                The king made a grave hum. “That is your choice, Tilliegh, but you cannot deprive them of gifts that I had intended for them. Remember, Tilliegh: if you cannot forgive them, your resentment against them will turn friends into enemies. Aoidhe tells us that it is better to forgive than bear the fire of anger.” He browsed her fringe with his fingertips. “Forgive them, child,” the king implored. “Your heart will be the better for it.”
                The king’s firm gaze soon softened the girl’s wounded heart, and before she was aware, she was smiling her toothless smiles and giving out gifts to all the young boys and girls of the church orphanage. Tinkling voices asked if they might not open them now before services, and once the Reverend Mother gave her approbation, the garden of the church resounded with musical cries of jubilation. Dorrin watched them delight in their gifts, each exhibiting one to the other: a knitted night cap, a pair of gloves attached by the rim, an endless scarf, gifts that though practicable still betrayed the king’s partiality and indefatigable consideration. They danced and flittered about, running to show their new leggings and hats and vests to their caretakers, accosting them with professions of “Look what the king gave me!” from the boys and “Isn’t it pretty?” from the girls.   
                “You always know how to persuade them, Your Majesty,” said Sister Aoie, sidling the king and joining in his admiration. “Would that we had you here at bedtime.” 
                Humbled and gratified by her compliment, Dorrin’s eyes crinkled with smile lines and his complexion flushed with warmth. He relished the simple joys of the young, loved watching them as they reminded of himself when he was a young boy, and gloried in their happiness knowing that he was able to assist them and care for them even as king. His greatest gift from the Gods was his powers at being pleasant to children: easy to please, easier to placate, and infinitely pleasanter than reasoning with than the nobles at court, and the more he availed this inheritance, the more he felt as though he were nurturing his kingdom and enriching his understanding.
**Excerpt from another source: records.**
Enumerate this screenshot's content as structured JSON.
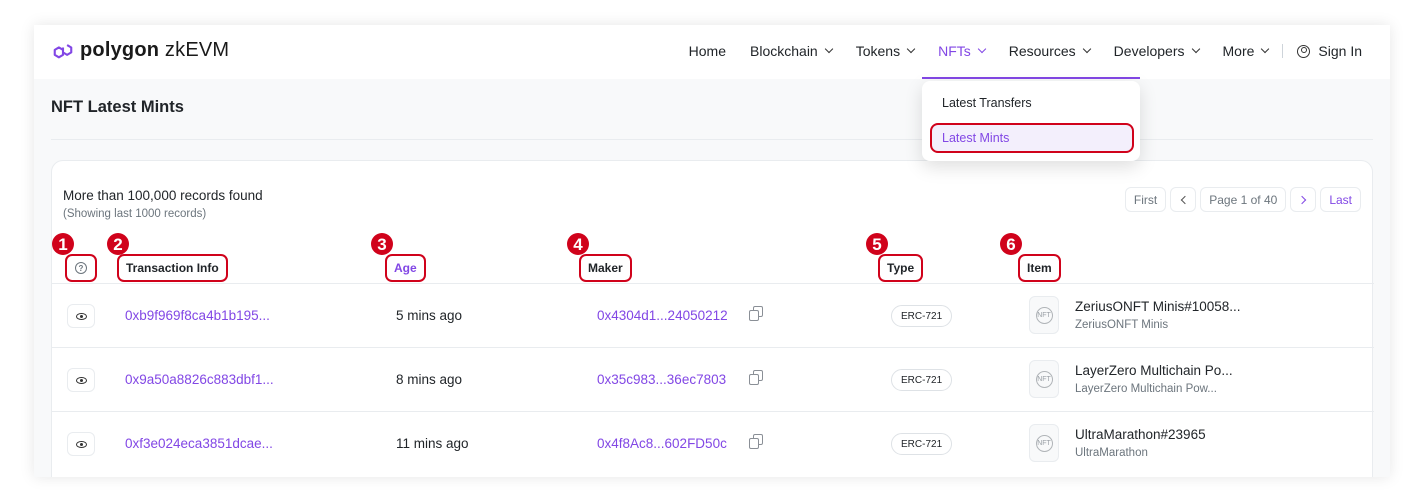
{
  "brand": {
    "name_bold": "polygon",
    "name_rest": " zkEVM",
    "accent_color": "#8247e5",
    "logo_icon": "polygon-logo-icon"
  },
  "nav": {
    "items": [
      {
        "label": "Home",
        "has_dropdown": false
      },
      {
        "label": "Blockchain",
        "has_dropdown": true
      },
      {
        "label": "Tokens",
        "has_dropdown": true
      },
      {
        "label": "NFTs",
        "has_dropdown": true,
        "active": true
      },
      {
        "label": "Resources",
        "has_dropdown": true
      },
      {
        "label": "Developers",
        "has_dropdown": true
      },
      {
        "label": "More",
        "has_dropdown": true
      }
    ],
    "sign_in": "Sign In",
    "sign_in_icon": "user-circle-icon"
  },
  "dropdown": {
    "items": [
      "Latest Transfers",
      "Latest Mints"
    ],
    "active_index": 1
  },
  "page": {
    "title": "NFT Latest Mints"
  },
  "summary": {
    "records": "More than 100,000 records found",
    "showing": "(Showing last 1000 records)"
  },
  "pagination": {
    "first": "First",
    "page_info": "Page 1 of 40",
    "last": "Last"
  },
  "table": {
    "help_icon": "question-circle-icon",
    "help_glyph": "?",
    "columns": [
      "Transaction Info",
      "Age",
      "Maker",
      "Type",
      "Item"
    ],
    "rows": [
      {
        "tx": "0xb9f969f8ca4b1b195...",
        "age": "5 mins ago",
        "maker": "0x4304d1...24050212",
        "type": "ERC-721",
        "item_name": "ZeriusONFT Minis#10058...",
        "item_collection": "ZeriusONFT Minis",
        "item_placeholder": "NFT"
      },
      {
        "tx": "0x9a50a8826c883dbf1...",
        "age": "8 mins ago",
        "maker": "0x35c983...36ec7803",
        "type": "ERC-721",
        "item_name": "LayerZero Multichain Po...",
        "item_collection": "LayerZero Multichain Pow...",
        "item_placeholder": "NFT"
      },
      {
        "tx": "0xf3e024eca3851dcae...",
        "age": "11 mins ago",
        "maker": "0x4f8Ac8...602FD50c",
        "type": "ERC-721",
        "item_name": "UltraMarathon#23965",
        "item_collection": "UltraMarathon",
        "item_placeholder": "NFT"
      }
    ]
  },
  "annotations": {
    "labels": [
      "1",
      "2",
      "3",
      "4",
      "5",
      "6"
    ],
    "color": "#d0021b"
  }
}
He learned more from them and from raising his own children than he ever learned from the kingdom’s histories or proclamations at court. The inclinations of the children were without preconception, their words were guileless, their sentiments ingenuous, their notions artless. Theirs was all the happiness to grant and all the bloom of life to exude. He felt young when being always with those who thought themselves forever cloaked in the virtue of youth, and though they were deprived of their parents, they conveyed no hints of unhappiness. They scurried over one another, giggling and squealing and writhing about in rapturous bliss, and began playing about in the garden, tossing powdered frost at one another and shouting at one another that the caramel apple cart was coming by.